WHAT YOU NEED TO DO ▸ Nothing but the pictures should be left out when the entries below are duplicated.

INPUT MATERIAL ▸
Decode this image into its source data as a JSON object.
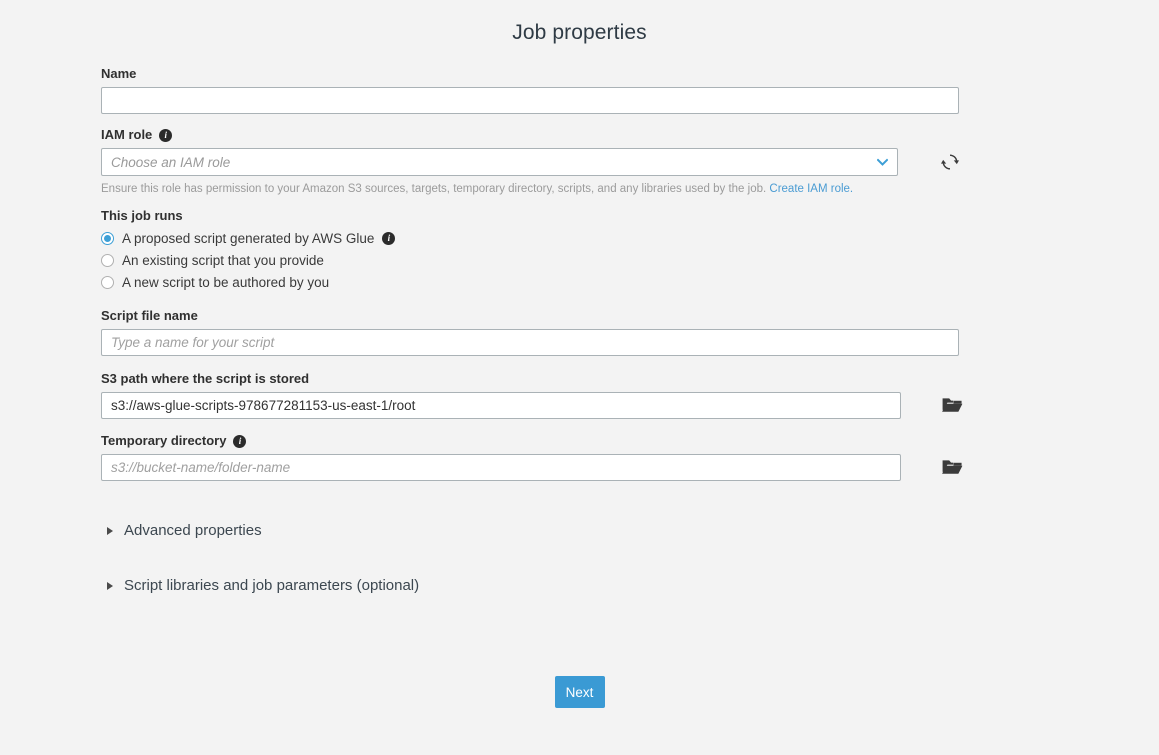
{
  "page": {
    "title": "Job properties",
    "background_color": "#f3f3f3",
    "accent_color": "#3a9ad4"
  },
  "fields": {
    "name": {
      "label": "Name",
      "value": "",
      "placeholder": ""
    },
    "iam_role": {
      "label": "IAM role",
      "info_icon": "info-icon",
      "selected": "Choose an IAM role",
      "chevron_icon": "chevron-down-icon",
      "refresh_icon": "refresh-icon",
      "help_text": "Ensure this role has permission to your Amazon S3 sources, targets, temporary directory, scripts, and any libraries used by the job.",
      "help_link": "Create IAM role."
    },
    "job_runs": {
      "label": "This job runs",
      "options": [
        {
          "label": "A proposed script generated by AWS Glue",
          "selected": true,
          "info_icon": "info-icon"
        },
        {
          "label": "An existing script that you provide",
          "selected": false
        },
        {
          "label": "A new script to be authored by you",
          "selected": false
        }
      ]
    },
    "script_file_name": {
      "label": "Script file name",
      "value": "",
      "placeholder": "Type a name for your script"
    },
    "s3_script_path": {
      "label": "S3 path where the script is stored",
      "value": "s3://aws-glue-scripts-978677281153-us-east-1/root",
      "placeholder": "",
      "browse_icon": "folder-icon"
    },
    "temporary_directory": {
      "label": "Temporary directory",
      "info_icon": "info-icon",
      "value": "",
      "placeholder": "s3://bucket-name/folder-name",
      "browse_icon": "folder-icon"
    }
  },
  "sections": [
    {
      "label": "Advanced properties",
      "expanded": false,
      "icon": "triangle-right-icon"
    },
    {
      "label": "Script libraries and job parameters (optional)",
      "expanded": false,
      "icon": "triangle-right-icon"
    }
  ],
  "footer": {
    "next_label": "Next"
  }
}
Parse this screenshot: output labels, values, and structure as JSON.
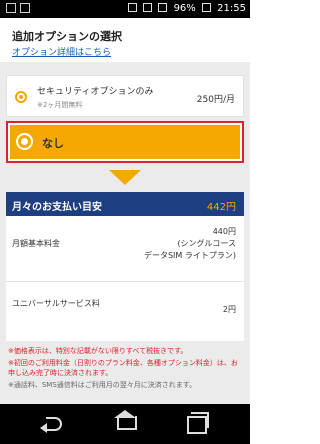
{
  "status_bar": {
    "battery": "96%",
    "time": "21:55",
    "icons": [
      "notification-icon",
      "image-icon",
      "mail-icon",
      "wifi-icon",
      "signal-icon",
      "battery-icon"
    ]
  },
  "header": {
    "title": "追加オプションの選択",
    "details_link": "オプション詳細はこちら"
  },
  "options": [
    {
      "label": "セキュリティオプションのみ",
      "note": "※2ヶ月間無料",
      "price": "250円/月",
      "selected": false
    },
    {
      "label": "なし",
      "selected": true
    }
  ],
  "summary": {
    "title": "月々のお支払い目安",
    "total": "442円",
    "rows": [
      {
        "label": "月額基本料金",
        "value_lines": [
          "440円",
          "(シングルコース",
          "データSIM ライトプラン)"
        ]
      },
      {
        "label": "ユニバーサルサービス料",
        "value_lines": [
          "2円"
        ]
      }
    ]
  },
  "notes": [
    {
      "text": "※価格表示は、特別な記載がない限りすべて税抜きです。",
      "color": "red"
    },
    {
      "text": "※初回のご利用料金（日割りのプラン料金、各種オプション料金）は、お申し込み完了時に決済されます。",
      "color": "red"
    },
    {
      "text": "※通話料、SMS通信料はご利用月の翌々月に決済されます。",
      "color": "gray"
    }
  ],
  "colors": {
    "accent": "#f5a800",
    "navy": "#1d3f80",
    "alert_red": "#d9232d",
    "link_blue": "#1a5bb8"
  }
}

RESULT FOR THIS EXERCISE ▸
Decode this image into its source data as a JSON object.
{
  "page": {
    "title": "Job properties",
    "background_color": "#f3f3f3",
    "accent_color": "#3a9ad4"
  },
  "fields": {
    "name": {
      "label": "Name",
      "value": "",
      "placeholder": ""
    },
    "iam_role": {
      "label": "IAM role",
      "info_icon": "info-icon",
      "selected": "Choose an IAM role",
      "chevron_icon": "chevron-down-icon",
      "refresh_icon": "refresh-icon",
      "help_text": "Ensure this role has permission to your Amazon S3 sources, targets, temporary directory, scripts, and any libraries used by the job.",
      "help_link": "Create IAM role."
    },
    "job_runs": {
      "label": "This job runs",
      "options": [
        {
          "label": "A proposed script generated by AWS Glue",
          "selected": true,
          "info_icon": "info-icon"
        },
        {
          "label": "An existing script that you provide",
          "selected": false
        },
        {
          "label": "A new script to be authored by you",
          "selected": false
        }
      ]
    },
    "script_file_name": {
      "label": "Script file name",
      "value": "",
      "placeholder": "Type a name for your script"
    },
    "s3_script_path": {
      "label": "S3 path where the script is stored",
      "value": "s3://aws-glue-scripts-978677281153-us-east-1/root",
      "placeholder": "",
      "browse_icon": "folder-icon"
    },
    "temporary_directory": {
      "label": "Temporary directory",
      "info_icon": "info-icon",
      "value": "",
      "placeholder": "s3://bucket-name/folder-name",
      "browse_icon": "folder-icon"
    }
  },
  "sections": [
    {
      "label": "Advanced properties",
      "expanded": false,
      "icon": "triangle-right-icon"
    },
    {
      "label": "Script libraries and job parameters (optional)",
      "expanded": false,
      "icon": "triangle-right-icon"
    }
  ],
  "footer": {
    "next_label": "Next"
  }
}
Parse this screenshot: output labels, values, and structure as JSON.
{
  "status_bar": {
    "battery": "96%",
    "time": "21:55",
    "icons": [
      "notification-icon",
      "image-icon",
      "mail-icon",
      "wifi-icon",
      "signal-icon",
      "battery-icon"
    ]
  },
  "header": {
    "title": "追加オプションの選択",
    "details_link": "オプション詳細はこちら"
  },
  "options": [
    {
      "label": "セキュリティオプションのみ",
      "note": "※2ヶ月間無料",
      "price": "250円/月",
      "selected": false
    },
    {
      "label": "なし",
      "selected": true
    }
  ],
  "summary": {
    "title": "月々のお支払い目安",
    "total": "442円",
    "rows": [
      {
        "label": "月額基本料金",
        "value_lines": [
          "440円",
          "(シングルコース",
          "データSIM ライトプラン)"
        ]
      },
      {
        "label": "ユニバーサルサービス料",
        "value_lines": [
          "2円"
        ]
      }
    ]
  },
  "notes": [
    {
      "text": "※価格表示は、特別な記載がない限りすべて税抜きです。",
      "color": "red"
    },
    {
      "text": "※初回のご利用料金（日割りのプラン料金、各種オプション料金）は、お申し込み完了時に決済されます。",
      "color": "red"
    },
    {
      "text": "※通話料、SMS通信料はご利用月の翌々月に決済されます。",
      "color": "gray"
    }
  ],
  "colors": {
    "accent": "#f5a800",
    "navy": "#1d3f80",
    "alert_red": "#d9232d",
    "link_blue": "#1a5bb8"
  }
}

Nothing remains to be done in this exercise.